Appellee relies on System Federation No. 91 v. Wright, 364 U.S. 642, 81 S. Ct. 368, 5 L. Ed. 2d 349 (1961), in which the Court held that a district court abused its discretion in not modifying an injunction. The injunction prevented the enjoined parties from engaging in activities which a subsequent congressional enactment specifically authorized. Appellee's argument here is that the decision in Burns v. Alcala is the functional equivalent of a congressional change in the law, since most courts had reached the opposite decision to that ultimately announced by the Court in Burns. See Parks v. Harden, 504 F.2d 861, 863 n. 4 (5th Cir. 1974), vacated, --- U.S. ---, 95 S. Ct. 1651, 44 L. Ed. 2d 84 (1975). We think resolution of this argument is unnecessary, since the principle of System Federation No. 91 v. Wright, supra, should not be limited to congressional changes. See, e. g., Elgin National Watch Co. v. Barrett, 213 F.2d 776, 780 (5th Cir. 1954); City & County of Denver v. Denver Tramway Corp., 187 F.2d 410, 417 (10th Cir. 1951); Coca-Cola Co. v. Standard Bottling Co., 138 F.2d 788 (10th Cir. 1943); 7 J. Moore, Federal Practice P 60.26(4), at 335-36 (2d ed. 1974). But see Lehman Co. of America, Inc. v. Appleton Toy & Furniture Co., 148 F.2d 988 (7th Cir. 1945), and National Popsicle Corp. v. Hughes, 32 F. Supp. 397 (N.D. Cal. 1940), criticized in 11 C. Wright & A. Miller, Federal Practice & Procedure § 2961, at 609 (1973). In any event, since we are unpersuaded that there is a probability that the district court abused its discretion, we deny the stay.
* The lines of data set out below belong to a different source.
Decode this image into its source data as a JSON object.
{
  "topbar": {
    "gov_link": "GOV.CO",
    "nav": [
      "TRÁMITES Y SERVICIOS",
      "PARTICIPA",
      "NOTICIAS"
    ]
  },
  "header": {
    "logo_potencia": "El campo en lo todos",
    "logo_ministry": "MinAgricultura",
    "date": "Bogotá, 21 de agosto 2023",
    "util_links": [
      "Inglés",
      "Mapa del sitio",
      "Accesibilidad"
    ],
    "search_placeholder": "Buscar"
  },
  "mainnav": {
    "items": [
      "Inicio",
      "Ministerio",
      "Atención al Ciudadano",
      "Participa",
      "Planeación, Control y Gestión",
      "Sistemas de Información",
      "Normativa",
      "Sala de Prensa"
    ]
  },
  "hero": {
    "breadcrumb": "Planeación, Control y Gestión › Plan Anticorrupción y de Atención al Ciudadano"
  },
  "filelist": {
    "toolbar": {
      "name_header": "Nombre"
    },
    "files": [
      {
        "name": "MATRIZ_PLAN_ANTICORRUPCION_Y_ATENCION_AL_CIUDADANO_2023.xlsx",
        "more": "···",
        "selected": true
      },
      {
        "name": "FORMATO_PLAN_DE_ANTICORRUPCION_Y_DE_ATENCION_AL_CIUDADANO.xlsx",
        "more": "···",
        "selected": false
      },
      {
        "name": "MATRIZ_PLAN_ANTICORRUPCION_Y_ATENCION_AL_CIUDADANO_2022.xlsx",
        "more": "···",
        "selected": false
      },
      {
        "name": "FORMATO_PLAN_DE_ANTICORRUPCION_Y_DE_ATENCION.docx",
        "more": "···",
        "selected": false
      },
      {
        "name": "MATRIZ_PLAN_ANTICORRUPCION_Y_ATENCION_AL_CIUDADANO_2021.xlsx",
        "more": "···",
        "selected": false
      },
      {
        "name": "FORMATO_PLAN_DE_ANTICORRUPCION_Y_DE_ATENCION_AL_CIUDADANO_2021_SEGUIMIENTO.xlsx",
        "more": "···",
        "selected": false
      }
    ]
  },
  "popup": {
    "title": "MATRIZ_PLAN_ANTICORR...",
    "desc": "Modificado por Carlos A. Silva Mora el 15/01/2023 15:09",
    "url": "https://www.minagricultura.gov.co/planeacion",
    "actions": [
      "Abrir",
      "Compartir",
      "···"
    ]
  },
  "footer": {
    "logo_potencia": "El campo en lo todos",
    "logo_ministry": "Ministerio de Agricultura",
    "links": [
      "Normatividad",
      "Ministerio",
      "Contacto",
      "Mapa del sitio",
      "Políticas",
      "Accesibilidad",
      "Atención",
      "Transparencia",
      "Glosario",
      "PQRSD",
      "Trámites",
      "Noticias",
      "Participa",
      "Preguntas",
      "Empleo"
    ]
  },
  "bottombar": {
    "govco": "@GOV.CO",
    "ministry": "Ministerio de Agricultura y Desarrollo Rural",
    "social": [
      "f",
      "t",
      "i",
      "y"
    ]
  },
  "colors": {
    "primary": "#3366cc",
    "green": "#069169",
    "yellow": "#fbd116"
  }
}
The second and third claims in the complaint were based on asserted violations of the equal protection and due process clauses. Those claims, pretermitted by the consent decree, are now pending in the district court